But today, I realized I could have improved the situation easily with just a few very simple tips. Very intuitive stuff but it just never came across my mind.

  1. Take a step back. This will decrease the impact of the flash on the subjects.
  2. Stick tissue or white tape to the flash, to diffuse the light. Remember that the colour of the material will affect the outcome of the pic. So stick to white if you don’t want blue people in your pics.
  3. Putting a small piece of white card at an angle in front of the flash to redirect the flash upwards or sideways (instead of directly at the subject).

So, after blasting up the ISO, increasing the aperture, slowing down the shutter speed and you find out you still need flash, perhaps you might want to try the above tips! ;)

(To read more about avoiding blowing flash blow out with your point and shoot, go here)

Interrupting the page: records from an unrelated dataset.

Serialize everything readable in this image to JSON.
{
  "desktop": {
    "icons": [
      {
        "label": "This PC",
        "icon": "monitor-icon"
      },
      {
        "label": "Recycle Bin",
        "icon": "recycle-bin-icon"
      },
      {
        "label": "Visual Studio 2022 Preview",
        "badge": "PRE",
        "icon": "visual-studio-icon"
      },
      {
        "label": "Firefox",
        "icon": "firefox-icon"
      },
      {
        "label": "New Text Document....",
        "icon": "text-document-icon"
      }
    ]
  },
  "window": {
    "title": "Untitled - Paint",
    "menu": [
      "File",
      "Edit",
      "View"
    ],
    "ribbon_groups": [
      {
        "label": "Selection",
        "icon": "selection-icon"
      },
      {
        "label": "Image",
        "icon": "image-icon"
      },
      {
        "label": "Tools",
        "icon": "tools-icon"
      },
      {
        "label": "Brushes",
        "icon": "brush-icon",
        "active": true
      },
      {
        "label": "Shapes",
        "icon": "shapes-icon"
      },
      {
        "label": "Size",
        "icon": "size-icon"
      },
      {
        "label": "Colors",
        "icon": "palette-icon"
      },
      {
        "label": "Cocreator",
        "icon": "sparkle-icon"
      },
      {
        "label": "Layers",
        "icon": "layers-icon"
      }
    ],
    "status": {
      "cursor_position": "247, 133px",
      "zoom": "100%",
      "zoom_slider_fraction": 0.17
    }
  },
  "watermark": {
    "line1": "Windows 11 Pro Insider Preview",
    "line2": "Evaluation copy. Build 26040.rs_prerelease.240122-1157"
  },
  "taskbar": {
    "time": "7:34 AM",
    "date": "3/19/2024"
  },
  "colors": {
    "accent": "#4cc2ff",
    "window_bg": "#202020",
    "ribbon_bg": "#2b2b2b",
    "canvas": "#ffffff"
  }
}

Written by SE

January 11, 2010 at 9:33 pm

Posted in Tips & Tutorials